Several spacecraft displayed at this museum have actually been flown in space, including the Gemini X and the Apollo 13 vehicles. After its 1999 recovery from the ocean floor, the Cosmosphere restored and displays the Liberty Bell 7 spacecraft from the Mercury space program, flown by Virgil "Gus" Grissom. A spindly-legged model of a Sputnik vehicle and a large moon rock collected after the Apollo 11 was first to reach the moon were also on display.
Perhaps the most chilling display -- the Cold War Gallery -- depicts a non-biased view of mankind's "Space Race." A quote from Joseph Stalin, reads: "The Americans may think their stealing of the [V2] rockets and scientists will give them preeminence over our nation. The Soviet people have survived much in our history.

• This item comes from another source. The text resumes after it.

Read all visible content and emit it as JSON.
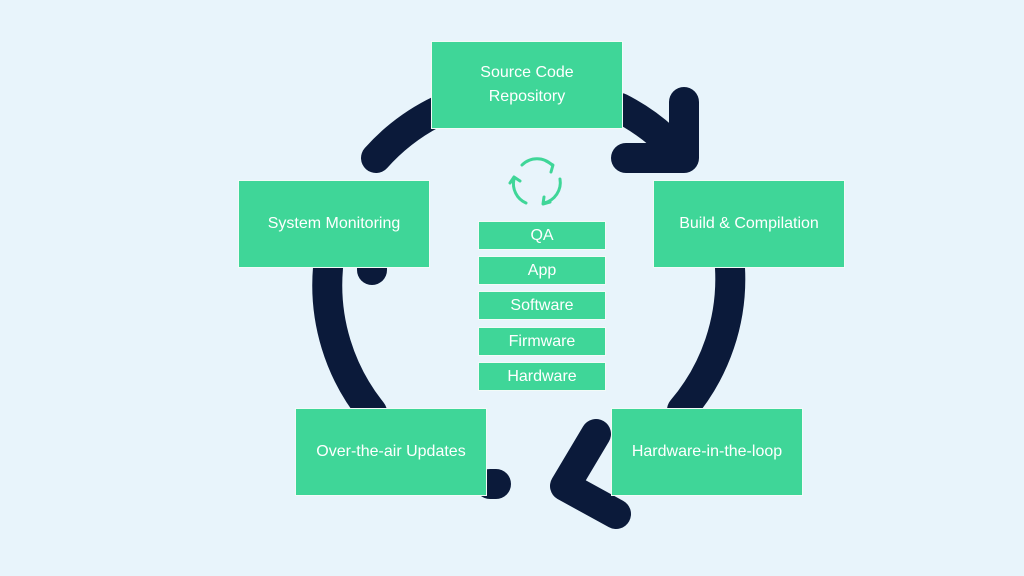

We will again prove what we are made of."
The Cosmosphere also displays the only known color photo of the Trinity explosion in the New Mexico desert, which was launched on July 16, 1945, as the world entered the nuclear age; and the largest display of Russian artifacts associated with space, located outside of Moscow.

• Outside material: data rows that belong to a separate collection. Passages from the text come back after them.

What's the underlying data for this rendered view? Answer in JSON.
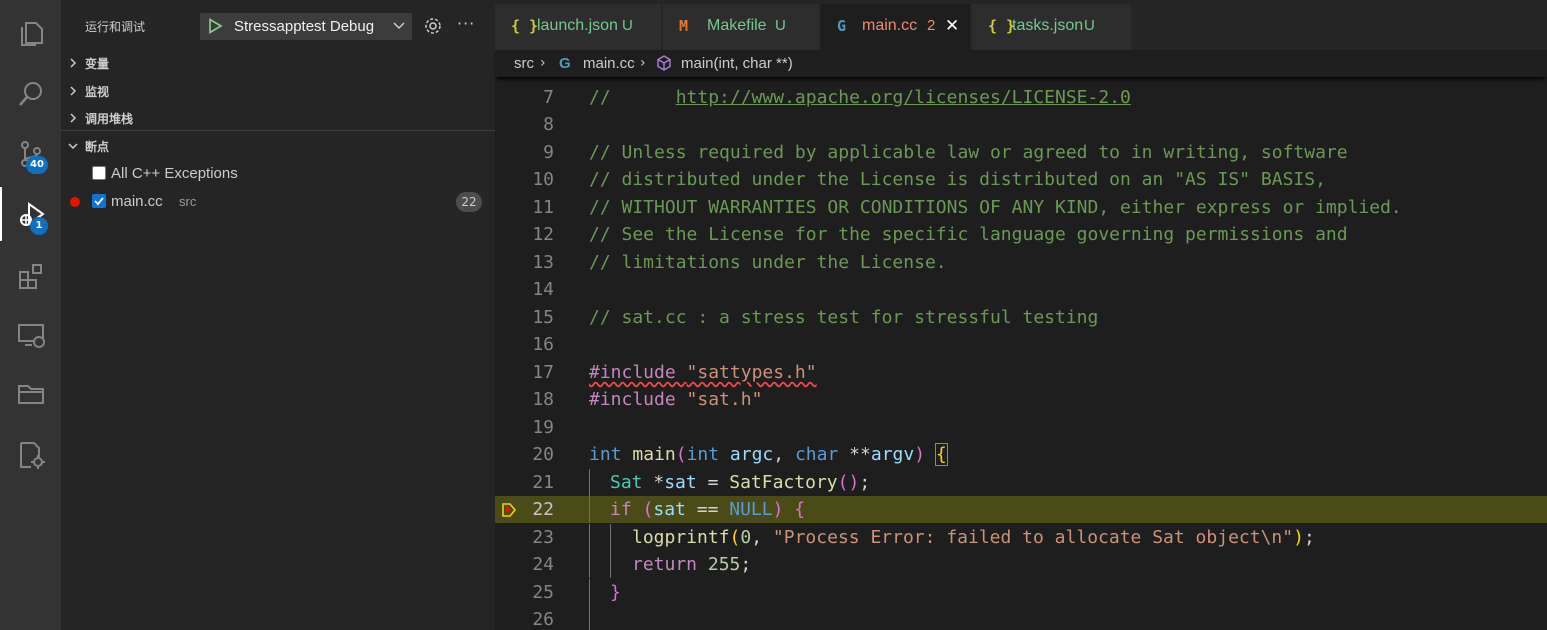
{
  "activity_bar": {
    "items": [
      {
        "name": "explorer",
        "icon": "files-icon"
      },
      {
        "name": "search",
        "icon": "search-icon"
      },
      {
        "name": "source-control",
        "icon": "source-control-icon",
        "badge": "40"
      },
      {
        "name": "run-and-debug",
        "icon": "debug-icon",
        "badge": "1",
        "active": true
      },
      {
        "name": "extensions",
        "icon": "extensions-icon"
      },
      {
        "name": "remote-explorer",
        "icon": "remote-explorer-icon"
      },
      {
        "name": "folders",
        "icon": "folder-icon"
      },
      {
        "name": "cmake",
        "icon": "cmake-icon"
      }
    ]
  },
  "sidebar": {
    "title": "运行和调试",
    "config_name": "Stressapptest Debug",
    "sections": {
      "variables": "变量",
      "watch": "监视",
      "call_stack": "调用堆栈",
      "breakpoints": "断点"
    },
    "breakpoints": [
      {
        "label": "All C++ Exceptions",
        "checked": false
      },
      {
        "label": "main.cc",
        "path": "src",
        "line": "22",
        "checked": true
      }
    ]
  },
  "tabs": [
    {
      "icon": "{ }",
      "name": "launch.json",
      "status": "U",
      "active": false
    },
    {
      "icon": "M",
      "name": "Makefile",
      "status": "U",
      "active": false
    },
    {
      "icon": "G",
      "name": "main.cc",
      "status": "2",
      "active": true
    },
    {
      "icon": "{ }",
      "name": "tasks.json",
      "status": "U",
      "active": false
    }
  ],
  "breadcrumb": {
    "folder": "src",
    "file": "main.cc",
    "symbol": "main(int, char **)"
  },
  "code": {
    "line_numbers": [
      "7",
      "8",
      "9",
      "10",
      "11",
      "12",
      "13",
      "14",
      "15",
      "16",
      "17",
      "18",
      "19",
      "20",
      "21",
      "22",
      "23",
      "24",
      "25",
      "26"
    ],
    "l7_comment": "//      ",
    "l7_url": "http://www.apache.org/licenses/LICENSE-2.0",
    "l9": "// Unless required by applicable law or agreed to in writing, software",
    "l10": "// distributed under the License is distributed on an \"AS IS\" BASIS,",
    "l11": "// WITHOUT WARRANTIES OR CONDITIONS OF ANY KIND, either express or implied.",
    "l12": "// See the License for the specific language governing permissions and",
    "l13": "// limitations under the License.",
    "l15": "// sat.cc : a stress test for stressful testing",
    "l17_directive": "#include ",
    "l17_file": "\"sattypes.h\"",
    "l18_directive": "#include ",
    "l18_file": "\"sat.h\""
  },
  "colors": {
    "accent": "#0e70c0",
    "current_line": "#4b4b18",
    "breakpoint": "#e51400",
    "tab_modified": "#e2c08d",
    "tab_error": "#f48771",
    "untracked": "#73c991"
  }
}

For less than $20, the All-Day Mission Pass was a real bargain. It included general museum admission plus tickets for the Carey Digital Dome Theater documentary. Depending on when you visit, the documentary may range from The Last Reef -- Cities Beneath the Sea to Flying Monsters (When Dinosaurs Walked the Earth, Monsters Ruled the Skies).
Our all-day pass also included a tour of the sky during a 45-minute show, (offered once or twice each day), inside the intimate Justice Planetarium. We became completely absorbed by Night Sky Live. Finally, the pass provided entry to Dr. Goddard's Lab, where a mock scientist created fireballs that ended in miniature explosions while demonstrating Goddard's early experiments with liquid fueled rockets. It was 45-minutes of surprise that we talked about for a long time afterwards.
Space and history buffs will love the Kansas Cosmosphere and Space Center. There's also plenty to see and do for anyone with a healthy curiosity and a sense of wonder.
Have a comment to share? Like us on Facebook - OffbeatTravelCom and post your comment.
Lisa Waterman Gray is a freelance writer and photographer, who has crafted thousands of stories and reviews for national, regional, and local print and online publications. Widely published in Greater Kansas City, Kansas and Missouri, she specializes in travel and food topics, and also writes human interest, health, and business stories. She was previously an editor for Kansas City Homes & Gardens and The Sun. The Countryman Press/W.W. Norton released Lisa's first national book, An Explorer's Guide: Kansas, in June 2011.